Can Security Evolve?

Many years ago, I was in charge of the operation of four computer centers for the U.S. Air Force. One center was the first at this location to have a dial-up modem installed so the programmers could access the VAX 11/780 remotely. Before long, some...

What’s next?
Although most of these efforts may be obviously ill-fated in hindsight, they have each contributed to the robust suite of solutions needed to implement effective and efficient information security programs. The “secure” computer brought us much-needed security functionality in operating systems such as role-based access controls and device management. The “secure” enclave brought about the integration of firewalls, intrusion detection systems and incident monitoring. Lastly, legislative mandates have demanded the recognition of the value we need to place on sensitive information — especially that being held on private citizens.
The evolution of security is clear: there is no silver bullet. Comprehensive security programs require an appropriate mix of technology, procedures and most importantly, human factors. Security is a journey, not a destination.

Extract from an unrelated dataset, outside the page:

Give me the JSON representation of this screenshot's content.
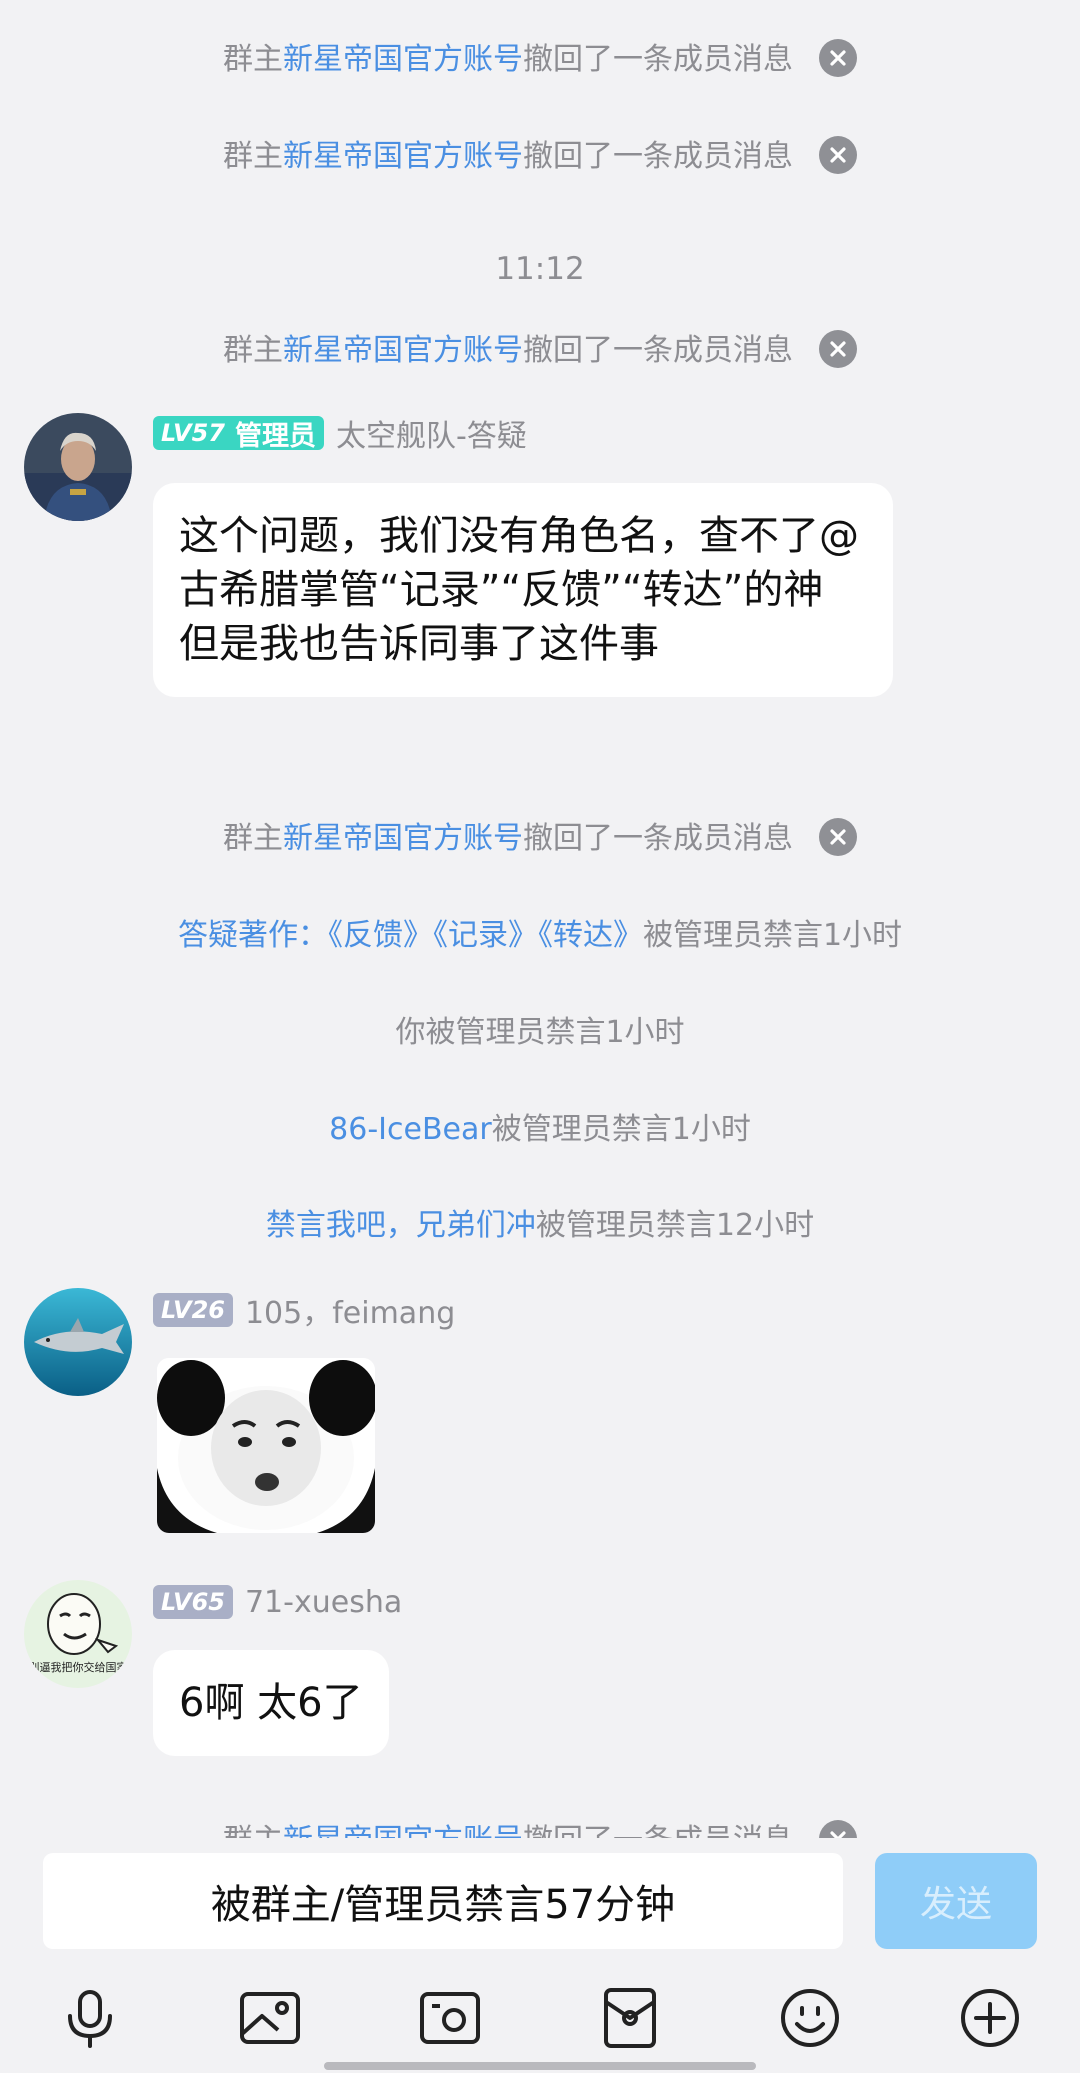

John McCumber is a security and risk professional, and is the author of “Assessing and Managing Security Risk in IT Systems: A Structured Methodology,” from Auerbach Publications. If you have a comment or question for him, please e-mail John at: